• [What needs to be done] Could you please return each line of the data that has the word "party"?

• [Listed entries]
^^^^^^^^^^^^^^^^

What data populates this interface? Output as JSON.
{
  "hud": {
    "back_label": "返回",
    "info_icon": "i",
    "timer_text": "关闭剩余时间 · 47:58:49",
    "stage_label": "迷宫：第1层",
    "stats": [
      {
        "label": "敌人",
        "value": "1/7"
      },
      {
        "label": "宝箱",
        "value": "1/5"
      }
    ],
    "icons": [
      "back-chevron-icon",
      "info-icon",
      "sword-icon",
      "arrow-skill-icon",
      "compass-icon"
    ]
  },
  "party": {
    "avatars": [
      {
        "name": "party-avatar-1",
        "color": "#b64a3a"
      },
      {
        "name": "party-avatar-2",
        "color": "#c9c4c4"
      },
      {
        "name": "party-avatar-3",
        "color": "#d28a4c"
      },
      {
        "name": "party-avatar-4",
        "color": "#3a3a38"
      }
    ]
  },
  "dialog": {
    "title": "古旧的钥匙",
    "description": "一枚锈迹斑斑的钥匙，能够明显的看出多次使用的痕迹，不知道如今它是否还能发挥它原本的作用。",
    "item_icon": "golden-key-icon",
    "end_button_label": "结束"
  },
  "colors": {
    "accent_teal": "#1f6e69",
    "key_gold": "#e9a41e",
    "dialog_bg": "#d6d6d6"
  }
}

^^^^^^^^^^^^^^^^

• [Task solution]
  "party": {
        "name": "party-avatar-1",
        "name": "party-avatar-2",
        "name": "party-avatar-3",
        "name": "party-avatar-4",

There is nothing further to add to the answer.